I have also developed through my MSc a research interest in professional and personal development and have published in this area. In particular I have been working to understand how an understanding of moral purpose and character than help professionals reflect on what they do. This research informs, and is informed by, my practice as a coach and a leader.

So for me coaching is a rich part of my life, that is integrated in my background as a researcher, academic, leader and someone who wants people to be the best that they can be.

Next time, Steve Ludlow talks about his journey to coaching.
Dr. Susan Rose
Second in our series on how Essentic HE partners came to coaching.

This week, Dr Susan Rose reflects on the question "Why do I coach?" From a way of being to a leadership skill, Susan describes her growing interest in and use of coaching in the 2000s to her current passion for supporting women leaders.

Self-reflection is a useful and intriguing exercise. Something that coaching should trigger. So writing about how I got into coaching is an opportunity for a bit of my own personal reflection and insight. Why do I coach and how did it all get started?

I first became aware of coaching as a practice when working at Henley Business School in the early 2000s. It was a new and young discipline at that time, and I was fortunate enough to know and work with Dr Patricia Bossons who first introduced coaching at Henley. Alongside Patricia worked others in her team (notably the wonderful Alison Hardingham and Denis Sartain) and I noticed a few things about these people. First that they appeared to me to be very grounded, in control of their own feelings and responses and very effective communicators. They radiated serenity and were clearly comfortable in their own skins. There had to be something in this thing called coaching! I explored it more and in 2010 took the Henley Professional Certificate in Coaching course to learn and develop my knowledge and skills.

During my career at Henley I applied my coaching predominantly as a leadership skill while I held senior roles at the business school that required me to build and develop teams. Coaching is a process of working alongside someone, supporting that individual to progress and move forward and often make change happen. It is particularly helpful to individual performance development but also when building teams. During this time, I was responsible for leading a multi-cultural team overseas at a new university campus in Malaysia and was able to apply my coaching skills in what was a start-up situation. I used coaching in a number of ways – to support induction of new staff; performance development; dispute resolution; team building; as well as my interactions with other senior leaders.
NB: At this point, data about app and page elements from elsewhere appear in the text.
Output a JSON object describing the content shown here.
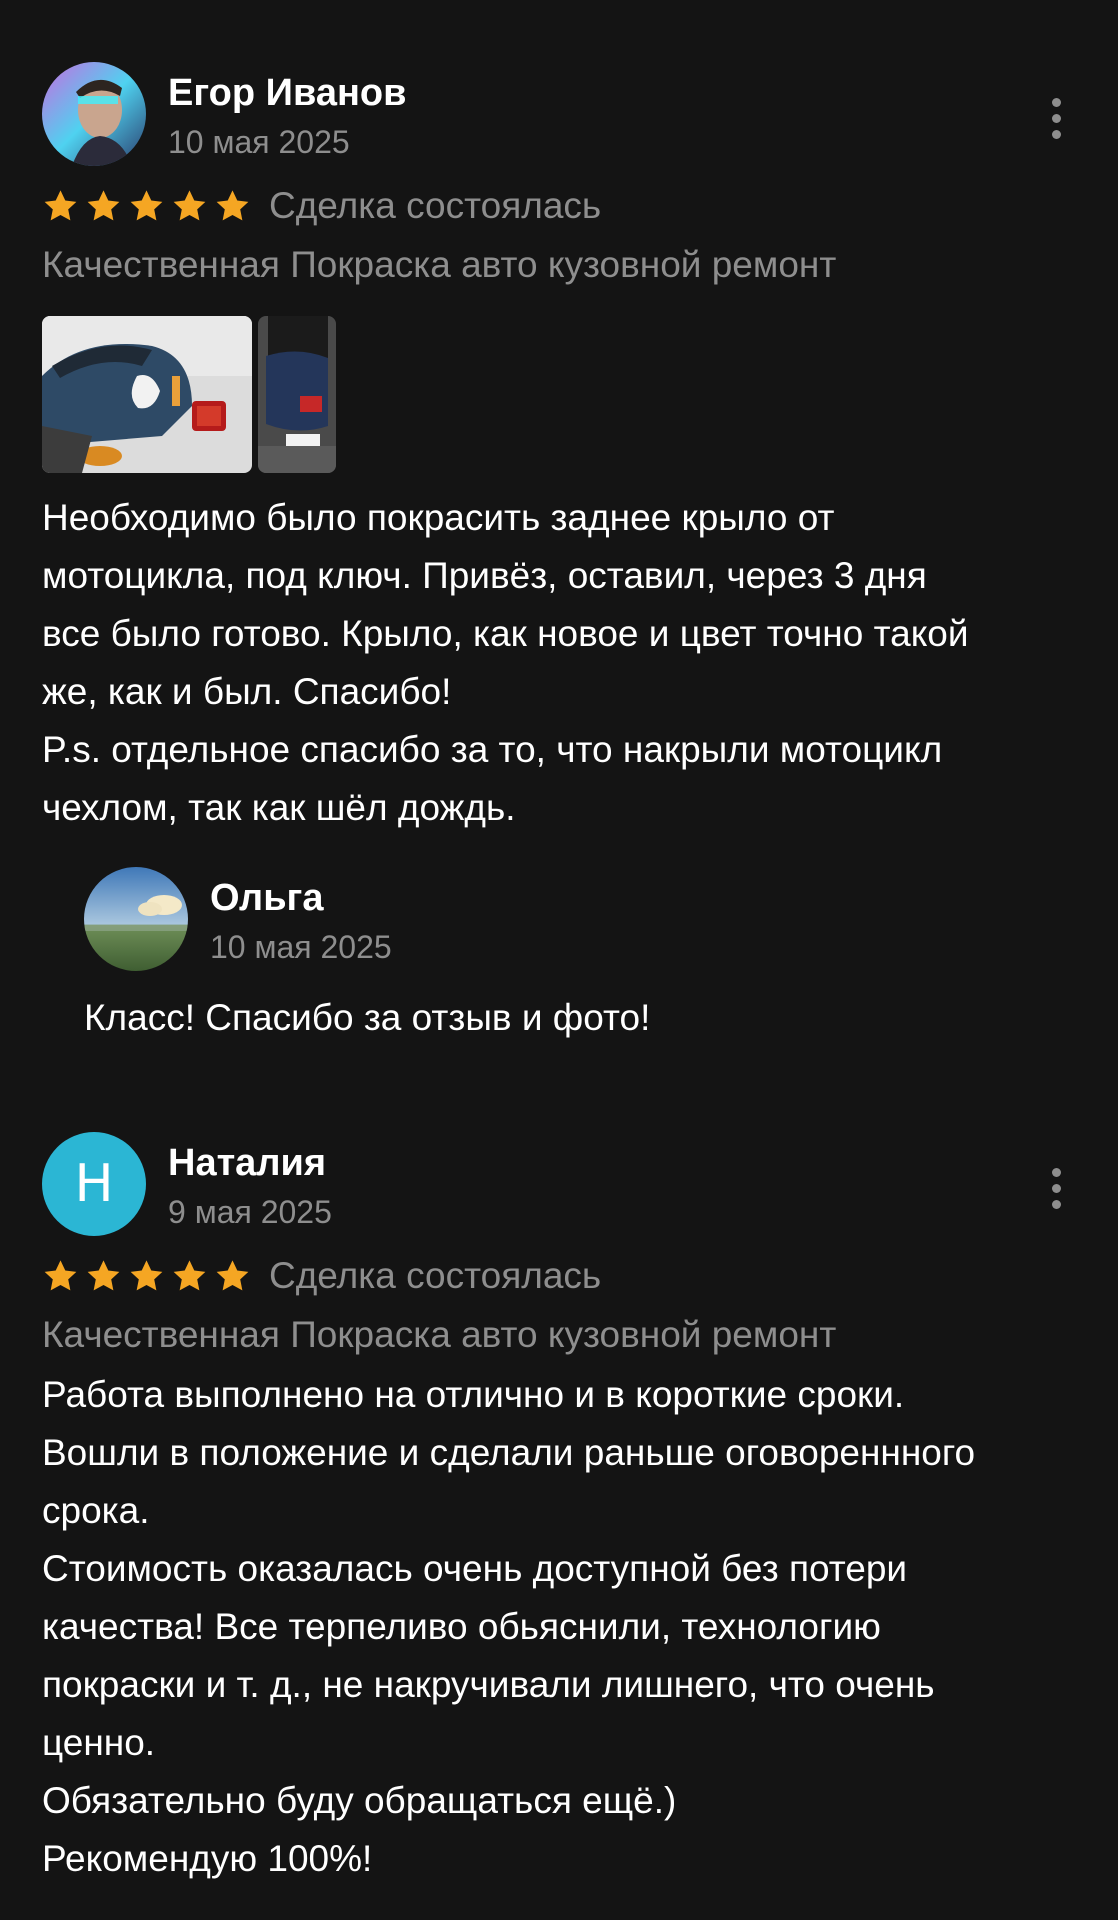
{
  "reviews": [
    {
      "author": "Егор Иванов",
      "date": "10 мая 2025",
      "rating": 5,
      "deal_status": "Сделка состоялась",
      "service": "Качественная Покраска авто кузовной ремонт",
      "photos": [
        "motorcycle-rear-fender-photo",
        "motorcycle-license-plate-photo"
      ],
      "text_lines": [
        "Необходимо было покрасить заднее крыло от",
        "мотоцикла, под ключ. Привёз, оставил, через 3 дня",
        "все было готово. Крыло, как новое и цвет точно такой",
        "же, как и был. Спасибо!",
        "P.s. отдельное спасибо за то, что накрыли мотоцикл",
        "чехлом, так как шёл дождь."
      ],
      "reply": {
        "author": "Ольга",
        "date": "10 мая 2025",
        "text": "Класс! Спасибо за отзыв и фото!"
      }
    },
    {
      "author": "Наталия",
      "avatar_initial": "Н",
      "avatar_color": "#2bb6d4",
      "date": "9 мая 2025",
      "rating": 5,
      "deal_status": "Сделка состоялась",
      "service": "Качественная Покраска авто кузовной ремонт",
      "text_lines": [
        "Работа выполнено на отлично и в короткие сроки.",
        "Вошли в положение и сделали раньше оговореннного",
        "срока.",
        "Стоимость оказалась очень доступной без потери",
        "качества! Все терпеливо обьяснили, технологию",
        "покраски и т. д., не накручивали лишнего, что очень",
        "ценно.",
        "Обязательно буду обращаться ещё.)",
        "Рекомендую 100%!"
      ]
    }
  ],
  "colors": {
    "background": "#141414",
    "star": "#f5a623",
    "secondary_text": "#8e8e8e",
    "primary_text": "#ffffff"
  },
  "icons": {
    "star": "star-icon",
    "more": "more-vertical-icon"
  }
}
By 2019 I was looking for a new focus in my life that would complement my work in business education and also leverage my coaching experience. I obtained my International Coaching Federation (ICF) accreditation and launched my own coaching practice with an objective to share my leadership experiences with others. I have a particular focus on coaching women in mid to senior level roles. This is because I have stood in their shoes and have personal experience of being a female leader. Now in 2022 I partner with my colleagues at Essentic HE to combine my coaching skills and senior HE leadership experience as a specialist offer.

I am a coach because I firmly believe in the effectiveness of coaching and the importance of supporting others. Coaching is now an accepted and much used developmental intervention that can be effective in both the corporate world, the professions such as academia, and in people’s personal lives. For leaders it provides the basis for self-reflection and personal insights that help us build our values and capabilities as we navigate change.


Andrew George will share his reflections on becoming a coach next time.

Powerful people delivered